I am a versatile and style-conscious editor-writer with deep experience in substantive editing and rewriting. I have experience in book and magazine publishing, marketing, and corporate communications. My areas of special expertise are economics, government, international relations, languages, the arts, and higher education. Contact me!
Since 2001 I have been a self-employed editor, writer, and translator for the World Bank and several other steady clients.
A decade as a successful association publications director at NAFSA: Association of International Educators (1990–2000) taught me to apply the publisher’s and the reader’s perspectives simultaneously in all my projects.
I did my first professional translations at age 23 while working at the Paris offices of Cleary, Gottlieb, Steen & Hamilton on the Avenue Friedland in Paris. I left Paris to pursue a master's in international relations at Yale, graduating in 1977 with an interest in international organizations. Back in Washington, I took a job as office administrator for a patent litigation firm, moonlighting by writing about law firms' forays into the DC commercial real-estate market, translating thousands of pages of legal and commercial French (including scores of patents) for local translation agencies, and editing scholarly articles. As the stagflation and gas lines of the 1970s shaded into Reagan's rosy morning in America, I also led a group of tenants in converting a lovely old DC apartment building to condominiums.
During the 1980s I was director of international affairs at the American Psychological Association, leading the efforts of that large professional body in protesting U.S. involvement in the dirty wars of the 1980s and helping to temper the Soviets' shameful treatment of Andrei Sakharov and other dissidents. Several years as a proposal writer for Booz Allen and a busy year as wine manager for a high-end grocery chain in the Washington area were an unlikely segue to my job as director of publications at NAFSA (mentioned above), where my proudest accomplishments were to found and shape the association's four-color quarterly, International Educator, and to create a corporate sponsorship program—partly based on publications—that put the association on a very stable financial footing. Beginning in 1998, toward the end of my tenure at NAFSA, I championed the creation of a certification program for foreign student advisers that the association's board, fearing that certification would open the door to government meddling in university affairs, voted down—about two years before 9/11.
At NAFSA I participated in the early efforts of France's universities (aided by the foreign ministry) to make the French system of higher education more comprehensible and attractive to students from the rest of the world. Those efforts were led by Pierre Collombert of the Franco-American Fulbright Commission, and France Gamerre of the University of Aix-Marseille III. It was the early days of the the so-called Bologna process that was to transform higher education systems across Europe.
My work with those French pioneers led to a working partnership of 20 years' standing with Campus France, the national agency responsible for promoting French higher education to the rest of the world. Over those years, France has succeeded in enlarging and diversifying its foreign-student population. I am proud of my small part in that success.

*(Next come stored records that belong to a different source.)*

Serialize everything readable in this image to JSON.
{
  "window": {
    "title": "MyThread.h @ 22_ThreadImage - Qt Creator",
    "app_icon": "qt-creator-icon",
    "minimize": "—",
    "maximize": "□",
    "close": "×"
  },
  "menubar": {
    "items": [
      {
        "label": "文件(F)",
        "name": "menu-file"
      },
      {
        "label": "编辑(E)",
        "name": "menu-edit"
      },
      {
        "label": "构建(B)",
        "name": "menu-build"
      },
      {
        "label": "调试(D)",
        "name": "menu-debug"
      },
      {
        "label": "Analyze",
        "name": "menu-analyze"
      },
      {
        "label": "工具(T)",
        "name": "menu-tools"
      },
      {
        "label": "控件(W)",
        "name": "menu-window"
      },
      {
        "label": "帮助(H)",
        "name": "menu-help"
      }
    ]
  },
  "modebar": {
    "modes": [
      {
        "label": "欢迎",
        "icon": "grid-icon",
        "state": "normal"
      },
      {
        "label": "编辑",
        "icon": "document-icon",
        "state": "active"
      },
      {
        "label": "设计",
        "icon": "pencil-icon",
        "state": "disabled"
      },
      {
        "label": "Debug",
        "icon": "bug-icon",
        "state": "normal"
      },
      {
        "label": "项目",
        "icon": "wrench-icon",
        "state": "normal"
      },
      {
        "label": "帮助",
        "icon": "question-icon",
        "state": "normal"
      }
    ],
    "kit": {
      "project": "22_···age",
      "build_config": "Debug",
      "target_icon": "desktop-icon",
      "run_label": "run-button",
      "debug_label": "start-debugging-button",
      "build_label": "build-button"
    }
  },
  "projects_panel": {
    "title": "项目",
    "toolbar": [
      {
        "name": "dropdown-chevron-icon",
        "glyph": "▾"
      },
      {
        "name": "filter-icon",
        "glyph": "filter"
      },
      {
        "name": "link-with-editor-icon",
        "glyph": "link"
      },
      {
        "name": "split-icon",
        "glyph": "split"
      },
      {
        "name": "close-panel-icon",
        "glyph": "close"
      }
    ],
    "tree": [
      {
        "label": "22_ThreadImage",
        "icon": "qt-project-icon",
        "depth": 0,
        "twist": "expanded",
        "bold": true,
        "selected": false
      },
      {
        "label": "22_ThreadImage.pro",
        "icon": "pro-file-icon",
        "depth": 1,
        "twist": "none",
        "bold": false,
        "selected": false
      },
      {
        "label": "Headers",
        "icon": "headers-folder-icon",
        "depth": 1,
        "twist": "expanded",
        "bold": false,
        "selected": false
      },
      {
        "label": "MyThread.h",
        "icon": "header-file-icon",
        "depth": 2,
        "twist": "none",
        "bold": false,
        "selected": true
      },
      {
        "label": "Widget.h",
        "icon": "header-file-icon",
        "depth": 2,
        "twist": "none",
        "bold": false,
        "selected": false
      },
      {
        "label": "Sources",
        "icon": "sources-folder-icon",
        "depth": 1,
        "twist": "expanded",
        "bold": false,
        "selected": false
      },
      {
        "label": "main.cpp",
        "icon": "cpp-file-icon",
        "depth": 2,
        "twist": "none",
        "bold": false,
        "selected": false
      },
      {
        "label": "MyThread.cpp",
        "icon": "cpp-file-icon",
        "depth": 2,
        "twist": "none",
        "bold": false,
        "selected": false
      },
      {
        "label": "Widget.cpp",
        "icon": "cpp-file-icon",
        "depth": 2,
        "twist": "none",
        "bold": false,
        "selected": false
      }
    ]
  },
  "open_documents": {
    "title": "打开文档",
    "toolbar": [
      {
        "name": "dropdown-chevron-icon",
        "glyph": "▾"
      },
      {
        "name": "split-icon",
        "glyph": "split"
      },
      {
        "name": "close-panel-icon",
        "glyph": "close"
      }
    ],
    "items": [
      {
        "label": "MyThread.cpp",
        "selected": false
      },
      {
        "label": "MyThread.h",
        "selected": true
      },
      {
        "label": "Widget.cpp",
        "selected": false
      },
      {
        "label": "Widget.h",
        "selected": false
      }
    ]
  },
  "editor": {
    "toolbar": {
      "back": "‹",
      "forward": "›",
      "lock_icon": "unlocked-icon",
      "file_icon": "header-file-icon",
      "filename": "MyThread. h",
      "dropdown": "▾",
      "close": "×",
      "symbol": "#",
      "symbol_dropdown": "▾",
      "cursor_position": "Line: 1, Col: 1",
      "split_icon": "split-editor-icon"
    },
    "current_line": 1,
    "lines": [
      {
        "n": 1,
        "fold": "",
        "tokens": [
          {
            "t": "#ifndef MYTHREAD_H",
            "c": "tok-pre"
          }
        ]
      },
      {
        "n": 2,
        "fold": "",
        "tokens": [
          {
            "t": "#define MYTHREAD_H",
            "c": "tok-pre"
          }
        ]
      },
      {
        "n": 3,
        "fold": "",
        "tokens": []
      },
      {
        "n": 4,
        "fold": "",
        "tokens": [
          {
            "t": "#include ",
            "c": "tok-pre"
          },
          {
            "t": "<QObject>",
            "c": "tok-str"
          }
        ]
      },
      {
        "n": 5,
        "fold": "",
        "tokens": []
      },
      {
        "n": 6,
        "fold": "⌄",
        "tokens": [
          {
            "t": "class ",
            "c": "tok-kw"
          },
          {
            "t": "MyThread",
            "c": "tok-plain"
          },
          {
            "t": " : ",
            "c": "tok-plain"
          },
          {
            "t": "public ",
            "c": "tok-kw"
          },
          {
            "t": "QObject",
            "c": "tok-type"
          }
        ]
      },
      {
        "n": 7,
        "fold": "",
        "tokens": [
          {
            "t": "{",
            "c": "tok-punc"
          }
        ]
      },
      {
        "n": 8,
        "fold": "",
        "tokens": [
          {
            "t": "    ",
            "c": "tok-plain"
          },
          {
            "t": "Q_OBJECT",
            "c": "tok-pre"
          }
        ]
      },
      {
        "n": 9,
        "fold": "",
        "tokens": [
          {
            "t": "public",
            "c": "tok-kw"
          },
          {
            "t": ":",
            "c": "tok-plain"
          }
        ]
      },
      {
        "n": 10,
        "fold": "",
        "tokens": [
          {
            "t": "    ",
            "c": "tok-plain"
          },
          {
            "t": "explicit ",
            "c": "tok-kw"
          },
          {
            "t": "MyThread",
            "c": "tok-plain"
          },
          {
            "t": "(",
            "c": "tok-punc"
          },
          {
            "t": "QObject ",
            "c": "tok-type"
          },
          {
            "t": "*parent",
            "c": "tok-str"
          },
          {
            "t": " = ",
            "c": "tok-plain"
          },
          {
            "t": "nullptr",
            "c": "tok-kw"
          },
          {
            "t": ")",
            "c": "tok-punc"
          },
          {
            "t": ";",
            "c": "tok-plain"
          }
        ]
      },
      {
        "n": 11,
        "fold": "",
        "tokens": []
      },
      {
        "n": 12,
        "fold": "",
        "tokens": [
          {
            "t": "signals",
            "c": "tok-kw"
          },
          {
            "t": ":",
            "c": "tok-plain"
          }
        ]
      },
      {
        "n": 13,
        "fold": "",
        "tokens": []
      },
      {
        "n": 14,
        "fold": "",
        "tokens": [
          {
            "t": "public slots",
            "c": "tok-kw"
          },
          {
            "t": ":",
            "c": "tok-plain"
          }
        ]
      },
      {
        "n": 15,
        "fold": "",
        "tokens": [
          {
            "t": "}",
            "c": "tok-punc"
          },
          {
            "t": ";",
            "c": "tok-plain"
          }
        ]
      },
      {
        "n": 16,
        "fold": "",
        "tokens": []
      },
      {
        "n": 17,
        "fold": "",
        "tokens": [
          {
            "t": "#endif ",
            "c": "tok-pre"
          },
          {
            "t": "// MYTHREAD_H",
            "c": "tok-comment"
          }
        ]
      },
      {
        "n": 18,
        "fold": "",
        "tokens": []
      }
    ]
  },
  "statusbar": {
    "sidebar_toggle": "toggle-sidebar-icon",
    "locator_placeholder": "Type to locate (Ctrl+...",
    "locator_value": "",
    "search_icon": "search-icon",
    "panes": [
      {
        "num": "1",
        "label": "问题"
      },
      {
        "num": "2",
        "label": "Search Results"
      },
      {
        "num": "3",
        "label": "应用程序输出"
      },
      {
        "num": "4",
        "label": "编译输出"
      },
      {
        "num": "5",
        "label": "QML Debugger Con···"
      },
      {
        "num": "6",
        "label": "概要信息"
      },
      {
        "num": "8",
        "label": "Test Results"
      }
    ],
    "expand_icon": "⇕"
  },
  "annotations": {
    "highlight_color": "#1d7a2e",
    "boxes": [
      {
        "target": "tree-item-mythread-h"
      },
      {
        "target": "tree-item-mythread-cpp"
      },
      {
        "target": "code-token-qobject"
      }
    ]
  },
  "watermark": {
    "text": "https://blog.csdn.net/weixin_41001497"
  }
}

Each succeeding stage of my professional life has been more satisfying than the one before it. That is to say not only that my years as a freelance editor and translator have been and remain enjoyable, but also that I have every reason to expect that the next phase will be even better. I hope it will be a creative one, as I have much I want to say and do.